What you have to do: Search the data for the string "Timer" and copy each line in which it appears.

───

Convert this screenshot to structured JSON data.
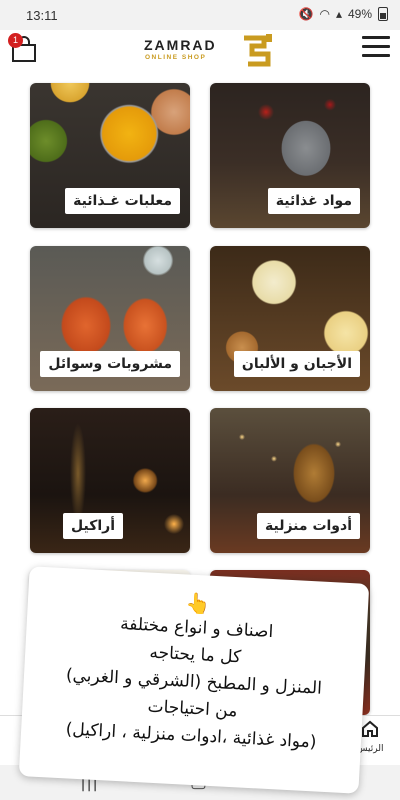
{
  "status_bar": {
    "time": "13:11",
    "battery": "49%"
  },
  "header": {
    "brand_name": "ZAMRAD",
    "brand_tagline": "ONLINE SHOP",
    "cart_count": "1"
  },
  "categories": [
    {
      "label": "مواد غذائية"
    },
    {
      "label": "معلبات غـذائية"
    },
    {
      "label": "الأجبان و الألبان"
    },
    {
      "label": "مشروبات وسوائل"
    },
    {
      "label": "أدوات منزلية"
    },
    {
      "label": "أراكيل"
    }
  ],
  "bottom_nav": {
    "home_label": "الرئيس"
  },
  "note": {
    "emoji": "👆",
    "lines": [
      "اصناف و انواع مختلفة",
      "كل ما يحتاجه",
      "المنزل و المطبخ  (الشرقي و الغربي)",
      "من احتياجات",
      "(مواد غذائية ،ادوات منزلية ، اراكيل)"
    ]
  },
  "colors": {
    "accent": "#c99b20",
    "badge": "#d32020"
  }
}
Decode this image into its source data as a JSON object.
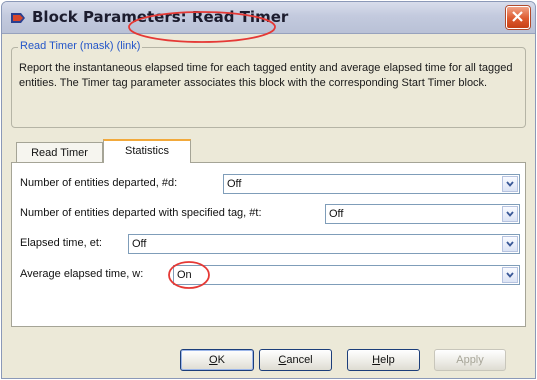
{
  "window": {
    "title": "Block Parameters: Read Timer"
  },
  "mask_group": {
    "title": "Read Timer (mask) (link)",
    "description": "Report the instantaneous elapsed time for each tagged entity and average elapsed time for all tagged entities. The Timer tag parameter associates this block with the corresponding Start Timer block."
  },
  "tabs": [
    {
      "label": "Read Timer",
      "active": false
    },
    {
      "label": "Statistics",
      "active": true
    }
  ],
  "parameters": [
    {
      "label": "Number of entities departed, #d:",
      "value": "Off"
    },
    {
      "label": "Number of entities departed with specified tag, #t:",
      "value": "Off"
    },
    {
      "label": "Elapsed time, et:",
      "value": "Off"
    },
    {
      "label": "Average elapsed time, w:",
      "value": "On"
    }
  ],
  "buttons": {
    "ok": {
      "mnemonic": "O",
      "rest": "K"
    },
    "cancel": {
      "mnemonic": "C",
      "rest": "ancel"
    },
    "help": {
      "mnemonic": "H",
      "rest": "elp"
    },
    "apply": {
      "label": "Apply",
      "enabled": false
    }
  },
  "colors": {
    "annotation_circle": "#e53935",
    "active_tab_accent": "#f2a93b",
    "group_title": "#2456c9",
    "close_button": "#dd5a2f"
  },
  "icons": {
    "app": "simulink-block-icon",
    "close": "close-x-icon",
    "dropdown": "chevron-down-icon"
  }
}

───

Response for this exercise:
    "title": "Block Parameters: Read Timer"
    "title": "Read Timer (mask) (link)",
    "description": "Report the instantaneous elapsed time for each tagged entity and average elapsed time for all tagged entities. The Timer tag parameter associates this block with the corresponding Start Timer block."
      "label": "Read Timer",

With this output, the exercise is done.